[REQUIRED WORK]
Copy each entry precisely as written, and do not carry over the pictures.

[PROVIDED ENTRIES]
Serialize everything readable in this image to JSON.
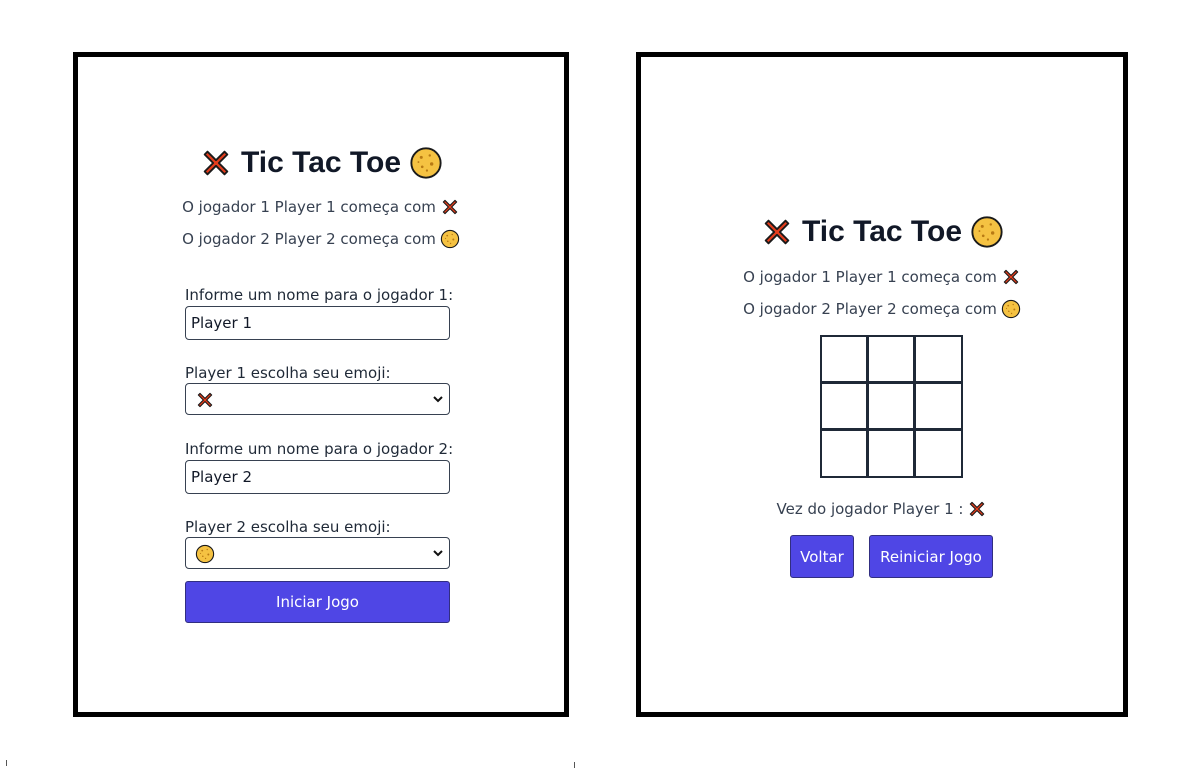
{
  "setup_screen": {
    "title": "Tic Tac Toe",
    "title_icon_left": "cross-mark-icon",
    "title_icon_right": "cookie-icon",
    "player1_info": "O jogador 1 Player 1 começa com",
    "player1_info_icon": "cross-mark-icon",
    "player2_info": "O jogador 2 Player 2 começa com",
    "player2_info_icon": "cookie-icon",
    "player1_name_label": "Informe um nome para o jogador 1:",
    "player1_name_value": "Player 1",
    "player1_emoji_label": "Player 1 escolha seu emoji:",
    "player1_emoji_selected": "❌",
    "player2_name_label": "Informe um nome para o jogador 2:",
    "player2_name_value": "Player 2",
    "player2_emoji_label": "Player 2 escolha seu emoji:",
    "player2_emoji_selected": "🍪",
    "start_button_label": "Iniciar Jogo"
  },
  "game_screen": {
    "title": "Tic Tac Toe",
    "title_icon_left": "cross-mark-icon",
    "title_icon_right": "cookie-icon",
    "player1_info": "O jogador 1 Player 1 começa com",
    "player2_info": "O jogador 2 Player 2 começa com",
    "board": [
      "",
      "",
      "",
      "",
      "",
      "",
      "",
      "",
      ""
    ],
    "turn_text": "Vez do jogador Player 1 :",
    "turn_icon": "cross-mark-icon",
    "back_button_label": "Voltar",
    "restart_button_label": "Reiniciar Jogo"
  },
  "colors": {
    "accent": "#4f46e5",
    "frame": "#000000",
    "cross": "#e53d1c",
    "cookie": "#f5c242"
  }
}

[SOLVED PROBLEM]
Serialize everything readable in this image to JSON.
{
  "setup_screen": {
    "title": "Tic Tac Toe",
    "title_icon_left": "cross-mark-icon",
    "title_icon_right": "cookie-icon",
    "player1_info": "O jogador 1 Player 1 começa com",
    "player1_info_icon": "cross-mark-icon",
    "player2_info": "O jogador 2 Player 2 começa com",
    "player2_info_icon": "cookie-icon",
    "player1_name_label": "Informe um nome para o jogador 1:",
    "player1_name_value": "Player 1",
    "player1_emoji_label": "Player 1 escolha seu emoji:",
    "player1_emoji_selected": "❌",
    "player2_name_label": "Informe um nome para o jogador 2:",
    "player2_name_value": "Player 2",
    "player2_emoji_label": "Player 2 escolha seu emoji:",
    "player2_emoji_selected": "🍪",
    "start_button_label": "Iniciar Jogo"
  },
  "game_screen": {
    "title": "Tic Tac Toe",
    "title_icon_left": "cross-mark-icon",
    "title_icon_right": "cookie-icon",
    "player1_info": "O jogador 1 Player 1 começa com",
    "player2_info": "O jogador 2 Player 2 começa com",
    "board": [
      "",
      "",
      "",
      "",
      "",
      "",
      "",
      "",
      ""
    ],
    "turn_text": "Vez do jogador Player 1 :",
    "turn_icon": "cross-mark-icon",
    "back_button_label": "Voltar",
    "restart_button_label": "Reiniciar Jogo"
  },
  "colors": {
    "accent": "#4f46e5",
    "frame": "#000000",
    "cross": "#e53d1c",
    "cookie": "#f5c242"
  }
}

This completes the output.